Work instructions
Each entry below should be printed exactly as given.

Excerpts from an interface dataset
►
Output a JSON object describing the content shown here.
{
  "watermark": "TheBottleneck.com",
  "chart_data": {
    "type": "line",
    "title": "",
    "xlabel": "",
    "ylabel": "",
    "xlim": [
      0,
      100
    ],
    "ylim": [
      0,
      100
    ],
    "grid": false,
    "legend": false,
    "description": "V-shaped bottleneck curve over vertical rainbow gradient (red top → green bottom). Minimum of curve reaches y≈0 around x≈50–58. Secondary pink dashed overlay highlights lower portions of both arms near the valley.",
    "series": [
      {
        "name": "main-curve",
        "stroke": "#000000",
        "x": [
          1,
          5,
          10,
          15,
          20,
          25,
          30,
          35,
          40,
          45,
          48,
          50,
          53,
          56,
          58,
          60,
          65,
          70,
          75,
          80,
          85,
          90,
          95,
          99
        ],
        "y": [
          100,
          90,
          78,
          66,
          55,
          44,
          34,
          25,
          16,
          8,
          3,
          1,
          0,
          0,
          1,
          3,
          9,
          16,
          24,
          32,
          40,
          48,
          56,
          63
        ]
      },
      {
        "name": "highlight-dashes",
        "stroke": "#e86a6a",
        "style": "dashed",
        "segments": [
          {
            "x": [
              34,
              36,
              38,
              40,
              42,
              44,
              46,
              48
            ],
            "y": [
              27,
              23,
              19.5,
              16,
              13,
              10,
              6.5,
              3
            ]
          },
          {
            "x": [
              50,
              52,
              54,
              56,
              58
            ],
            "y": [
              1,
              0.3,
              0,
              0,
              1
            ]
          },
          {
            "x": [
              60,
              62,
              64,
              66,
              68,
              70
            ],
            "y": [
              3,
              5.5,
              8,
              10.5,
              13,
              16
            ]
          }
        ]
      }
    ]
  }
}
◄
Your solution
Output a JSON object describing the content shown here.
{
  "watermark": "TheBottleneck.com",
  "chart_data": {
    "type": "line",
    "title": "",
    "xlabel": "",
    "ylabel": "",
    "xlim": [
      0,
      100
    ],
    "ylim": [
      0,
      100
    ],
    "grid": false,
    "legend": false,
    "description": "V-shaped bottleneck curve over vertical rainbow gradient (red top → green bottom). Minimum of curve reaches y≈0 around x≈50–58. Secondary pink dashed overlay highlights lower portions of both arms near the valley.",
    "series": [
      {
        "name": "main-curve",
        "stroke": "#000000",
        "x": [
          1,
          5,
          10,
          15,
          20,
          25,
          30,
          35,
          40,
          45,
          48,
          50,
          53,
          56,
          58,
          60,
          65,
          70,
          75,
          80,
          85,
          90,
          95,
          99
        ],
        "y": [
          100,
          90,
          78,
          66,
          55,
          44,
          34,
          25,
          16,
          8,
          3,
          1,
          0,
          0,
          1,
          3,
          9,
          16,
          24,
          32,
          40,
          48,
          56,
          63
        ]
      },
      {
        "name": "highlight-dashes",
        "stroke": "#e86a6a",
        "style": "dashed",
        "segments": [
          {
            "x": [
              34,
              36,
              38,
              40,
              42,
              44,
              46,
              48
            ],
            "y": [
              27,
              23,
              19.5,
              16,
              13,
              10,
              6.5,
              3
            ]
          },
          {
            "x": [
              50,
              52,
              54,
              56,
              58
            ],
            "y": [
              1,
              0.3,
              0,
              0,
              1
            ]
          },
          {
            "x": [
              60,
              62,
              64,
              66,
              68,
              70
            ],
            "y": [
              3,
              5.5,
              8,
              10.5,
              13,
              16
            ]
          }
        ]
      }
    ]
  }
}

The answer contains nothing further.